• _Work item_: Every line of the listing must be reproduced as it stands. Leave the images behind.

☆ ☆ ☆

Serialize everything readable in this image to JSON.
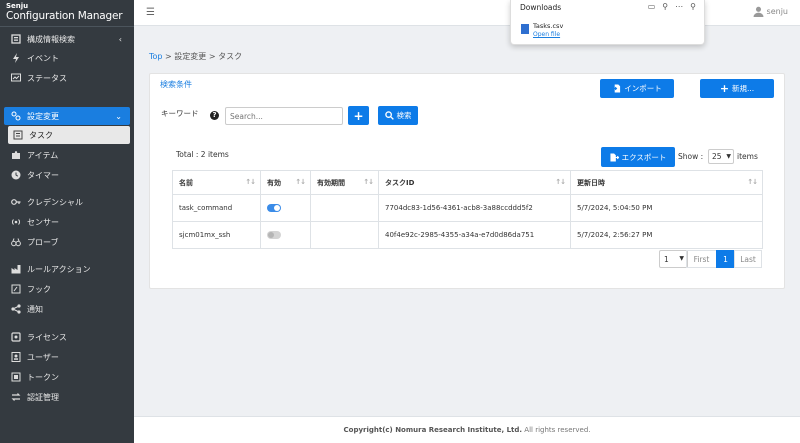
{
  "brand": {
    "line1": "Senju",
    "line2": "Configuration Manager"
  },
  "sidebar": {
    "items": [
      {
        "label": "構成情報検索",
        "icon": "catalog-icon",
        "chevron": "‹"
      },
      {
        "label": "イベント",
        "icon": "bolt-icon"
      },
      {
        "label": "ステータス",
        "icon": "monitor-icon"
      },
      {
        "label": "設定変更",
        "icon": "sliders-icon",
        "chevron": "⌄"
      },
      {
        "label": "タスク",
        "icon": "list-icon"
      },
      {
        "label": "アイテム",
        "icon": "puzzle-icon"
      },
      {
        "label": "タイマー",
        "icon": "clock-icon"
      },
      {
        "label": "クレデンシャル",
        "icon": "key-icon"
      },
      {
        "label": "センサー",
        "icon": "sensor-icon"
      },
      {
        "label": "プローブ",
        "icon": "binoculars-icon"
      },
      {
        "label": "ルールアクション",
        "icon": "factory-icon"
      },
      {
        "label": "フック",
        "icon": "hook-icon"
      },
      {
        "label": "通知",
        "icon": "share-icon"
      },
      {
        "label": "ライセンス",
        "icon": "license-icon"
      },
      {
        "label": "ユーザー",
        "icon": "user-card-icon"
      },
      {
        "label": "トークン",
        "icon": "token-icon"
      },
      {
        "label": "認証管理",
        "icon": "exchange-icon"
      }
    ]
  },
  "topbar": {
    "user": "senju"
  },
  "breadcrumb": {
    "top": "Top",
    "rest": " > 設定変更 > タスク"
  },
  "search": {
    "title": "検索条件",
    "keyword_label": "キーワード",
    "placeholder": "Search...",
    "search_button": "検索",
    "import_button": "インポート",
    "new_button": "新規..."
  },
  "list": {
    "total": "Total : 2 items",
    "export_button": "エクスポート",
    "show_label": "Show :",
    "show_value": "25",
    "items_label": "items",
    "columns": [
      "名前",
      "有効",
      "有効期間",
      "タスクID",
      "更新日時"
    ],
    "rows": [
      {
        "name": "task_command",
        "enabled": true,
        "period": "",
        "task_id": "7704dc83-1d56-4361-acb8-3a88ccddd5f2",
        "updated": "5/7/2024, 5:04:50 PM"
      },
      {
        "name": "sjcm01mx_ssh",
        "enabled": false,
        "period": "",
        "task_id": "40f4e92c-2985-4355-a34a-e7d0d86da751",
        "updated": "5/7/2024, 2:56:27 PM"
      }
    ]
  },
  "pagination": {
    "page_size": "1",
    "first": "First",
    "current": "1",
    "last": "Last"
  },
  "footer": {
    "bold": "Copyright(c) Nomura Research Institute, Ltd.",
    "rest": " All rights reserved."
  },
  "downloads": {
    "title": "Downloads",
    "file_name": "Tasks.csv",
    "open_label": "Open file"
  },
  "colors": {
    "primary": "#0d7be8",
    "sidebar_bg": "#343a40",
    "toggle_on": "#3b8ce8"
  }
}
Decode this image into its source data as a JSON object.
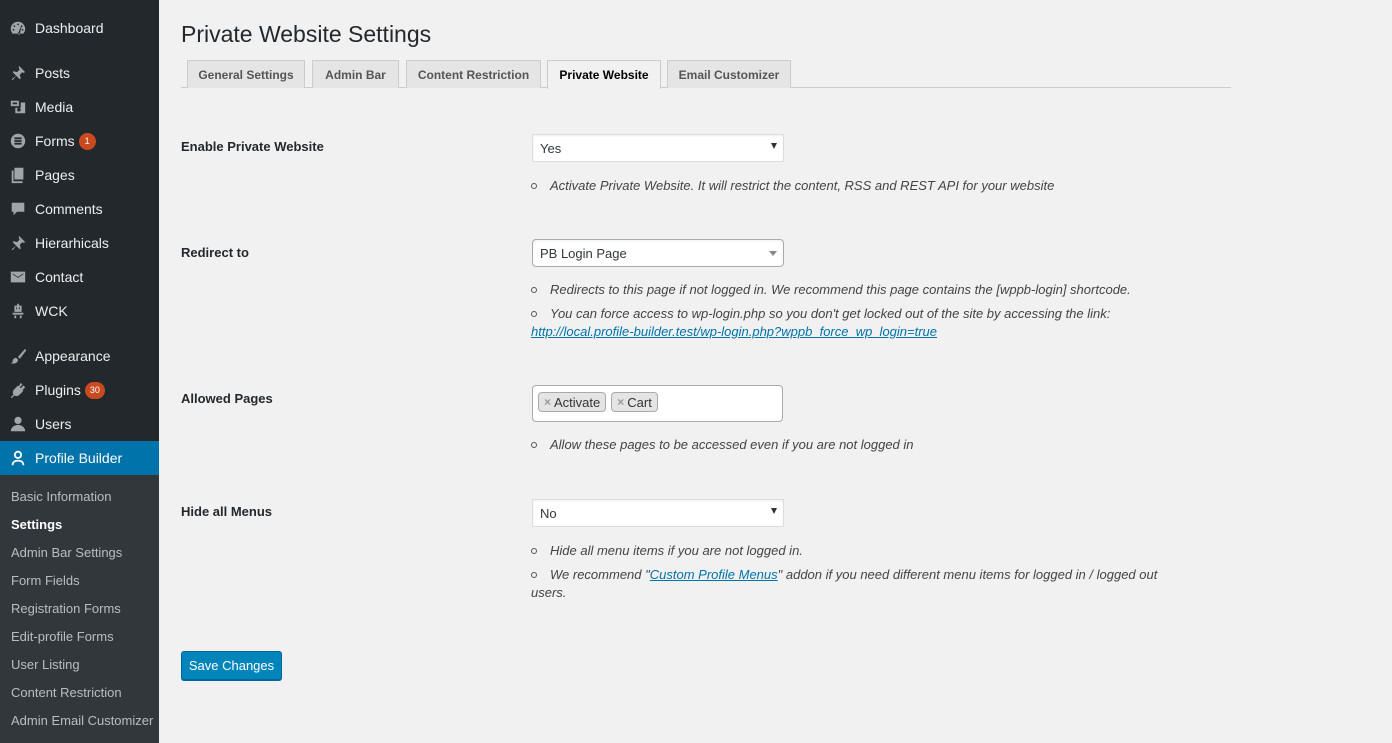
{
  "sidebar": {
    "items": [
      {
        "label": "Dashboard",
        "icon": "dashboard-icon"
      },
      {
        "label": "Posts",
        "icon": "pin-icon"
      },
      {
        "label": "Media",
        "icon": "media-icon"
      },
      {
        "label": "Forms",
        "icon": "forms-icon",
        "badge": "1"
      },
      {
        "label": "Pages",
        "icon": "pages-icon"
      },
      {
        "label": "Comments",
        "icon": "comment-icon"
      },
      {
        "label": "Hierarhicals",
        "icon": "pin-icon"
      },
      {
        "label": "Contact",
        "icon": "mail-icon"
      },
      {
        "label": "WCK",
        "icon": "robot-icon"
      },
      {
        "label": "Appearance",
        "icon": "brush-icon"
      },
      {
        "label": "Plugins",
        "icon": "plugin-icon",
        "badge": "30"
      },
      {
        "label": "Users",
        "icon": "user-icon"
      },
      {
        "label": "Profile Builder",
        "icon": "profile-icon"
      }
    ],
    "submenu": [
      "Basic Information",
      "Settings",
      "Admin Bar Settings",
      "Form Fields",
      "Registration Forms",
      "Edit-profile Forms",
      "User Listing",
      "Content Restriction",
      "Admin Email Customizer"
    ]
  },
  "page": {
    "title": "Private Website Settings",
    "tabs": [
      "General Settings",
      "Admin Bar",
      "Content Restriction",
      "Private Website",
      "Email Customizer"
    ],
    "active_tab": "Private Website"
  },
  "settings": {
    "enable": {
      "label": "Enable Private Website",
      "value": "Yes",
      "desc": "Activate Private Website. It will restrict the content, RSS and REST API for your website"
    },
    "redirect": {
      "label": "Redirect to",
      "value": "PB Login Page",
      "desc1": "Redirects to this page if not logged in. We recommend this page contains the [wppb-login] shortcode.",
      "desc2": "You can force access to wp-login.php so you don't get locked out of the site by accessing the link:",
      "link": "http://local.profile-builder.test/wp-login.php?wppb_force_wp_login=true"
    },
    "allowed": {
      "label": "Allowed Pages",
      "chips": [
        "Activate",
        "Cart"
      ],
      "remove_symbol": "×",
      "desc": "Allow these pages to be accessed even if you are not logged in"
    },
    "menus": {
      "label": "Hide all Menus",
      "value": "No",
      "desc1": "Hide all menu items if you are not logged in.",
      "desc2_pre": "We recommend \"",
      "desc2_link": "Custom Profile Menus",
      "desc2_post": "\" addon if you need different menu items for logged in / logged out",
      "desc2_wrap": "users."
    }
  },
  "save_label": "Save Changes",
  "colors": {
    "sidebar_bg": "#23282d",
    "submenu_bg": "#32373c",
    "accent": "#0073aa",
    "badge": "#ca4a1f",
    "button": "#0085ba"
  }
}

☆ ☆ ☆

• _Reply_:
Serialize everything readable in this image to JSON.
{
  "brand": {
    "line1": "Senju",
    "line2": "Configuration Manager"
  },
  "sidebar": {
    "items": [
      {
        "label": "構成情報検索",
        "icon": "catalog-icon",
        "chevron": "‹"
      },
      {
        "label": "イベント",
        "icon": "bolt-icon"
      },
      {
        "label": "ステータス",
        "icon": "monitor-icon"
      },
      {
        "label": "設定変更",
        "icon": "sliders-icon",
        "chevron": "⌄"
      },
      {
        "label": "タスク",
        "icon": "list-icon"
      },
      {
        "label": "アイテム",
        "icon": "puzzle-icon"
      },
      {
        "label": "タイマー",
        "icon": "clock-icon"
      },
      {
        "label": "クレデンシャル",
        "icon": "key-icon"
      },
      {
        "label": "センサー",
        "icon": "sensor-icon"
      },
      {
        "label": "プローブ",
        "icon": "binoculars-icon"
      },
      {
        "label": "ルールアクション",
        "icon": "factory-icon"
      },
      {
        "label": "フック",
        "icon": "hook-icon"
      },
      {
        "label": "通知",
        "icon": "share-icon"
      },
      {
        "label": "ライセンス",
        "icon": "license-icon"
      },
      {
        "label": "ユーザー",
        "icon": "user-card-icon"
      },
      {
        "label": "トークン",
        "icon": "token-icon"
      },
      {
        "label": "認証管理",
        "icon": "exchange-icon"
      }
    ]
  },
  "topbar": {
    "user": "senju"
  },
  "breadcrumb": {
    "top": "Top",
    "rest": " > 設定変更 > タスク"
  },
  "search": {
    "title": "検索条件",
    "keyword_label": "キーワード",
    "placeholder": "Search...",
    "search_button": "検索",
    "import_button": "インポート",
    "new_button": "新規..."
  },
  "list": {
    "total": "Total : 2 items",
    "export_button": "エクスポート",
    "show_label": "Show :",
    "show_value": "25",
    "items_label": "items",
    "columns": [
      "名前",
      "有効",
      "有効期間",
      "タスクID",
      "更新日時"
    ],
    "rows": [
      {
        "name": "task_command",
        "enabled": true,
        "period": "",
        "task_id": "7704dc83-1d56-4361-acb8-3a88ccddd5f2",
        "updated": "5/7/2024, 5:04:50 PM"
      },
      {
        "name": "sjcm01mx_ssh",
        "enabled": false,
        "period": "",
        "task_id": "40f4e92c-2985-4355-a34a-e7d0d86da751",
        "updated": "5/7/2024, 2:56:27 PM"
      }
    ]
  },
  "pagination": {
    "page_size": "1",
    "first": "First",
    "current": "1",
    "last": "Last"
  },
  "footer": {
    "bold": "Copyright(c) Nomura Research Institute, Ltd.",
    "rest": " All rights reserved."
  },
  "downloads": {
    "title": "Downloads",
    "file_name": "Tasks.csv",
    "open_label": "Open file"
  },
  "colors": {
    "primary": "#0d7be8",
    "sidebar_bg": "#343a40",
    "toggle_on": "#3b8ce8"
  }
}
Decode this image into its source data as a JSON object.
{
  "sidebar": {
    "items": [
      {
        "label": "Dashboard",
        "icon": "dashboard-icon"
      },
      {
        "label": "Posts",
        "icon": "pin-icon"
      },
      {
        "label": "Media",
        "icon": "media-icon"
      },
      {
        "label": "Forms",
        "icon": "forms-icon",
        "badge": "1"
      },
      {
        "label": "Pages",
        "icon": "pages-icon"
      },
      {
        "label": "Comments",
        "icon": "comment-icon"
      },
      {
        "label": "Hierarhicals",
        "icon": "pin-icon"
      },
      {
        "label": "Contact",
        "icon": "mail-icon"
      },
      {
        "label": "WCK",
        "icon": "robot-icon"
      },
      {
        "label": "Appearance",
        "icon": "brush-icon"
      },
      {
        "label": "Plugins",
        "icon": "plugin-icon",
        "badge": "30"
      },
      {
        "label": "Users",
        "icon": "user-icon"
      },
      {
        "label": "Profile Builder",
        "icon": "profile-icon"
      }
    ],
    "submenu": [
      "Basic Information",
      "Settings",
      "Admin Bar Settings",
      "Form Fields",
      "Registration Forms",
      "Edit-profile Forms",
      "User Listing",
      "Content Restriction",
      "Admin Email Customizer"
    ]
  },
  "page": {
    "title": "Private Website Settings",
    "tabs": [
      "General Settings",
      "Admin Bar",
      "Content Restriction",
      "Private Website",
      "Email Customizer"
    ],
    "active_tab": "Private Website"
  },
  "settings": {
    "enable": {
      "label": "Enable Private Website",
      "value": "Yes",
      "desc": "Activate Private Website. It will restrict the content, RSS and REST API for your website"
    },
    "redirect": {
      "label": "Redirect to",
      "value": "PB Login Page",
      "desc1": "Redirects to this page if not logged in. We recommend this page contains the [wppb-login] shortcode.",
      "desc2": "You can force access to wp-login.php so you don't get locked out of the site by accessing the link:",
      "link": "http://local.profile-builder.test/wp-login.php?wppb_force_wp_login=true"
    },
    "allowed": {
      "label": "Allowed Pages",
      "chips": [
        "Activate",
        "Cart"
      ],
      "remove_symbol": "×",
      "desc": "Allow these pages to be accessed even if you are not logged in"
    },
    "menus": {
      "label": "Hide all Menus",
      "value": "No",
      "desc1": "Hide all menu items if you are not logged in.",
      "desc2_pre": "We recommend \"",
      "desc2_link": "Custom Profile Menus",
      "desc2_post": "\" addon if you need different menu items for logged in / logged out",
      "desc2_wrap": "users."
    }
  },
  "save_label": "Save Changes",
  "colors": {
    "sidebar_bg": "#23282d",
    "submenu_bg": "#32373c",
    "accent": "#0073aa",
    "badge": "#ca4a1f",
    "button": "#0085ba"
  }
}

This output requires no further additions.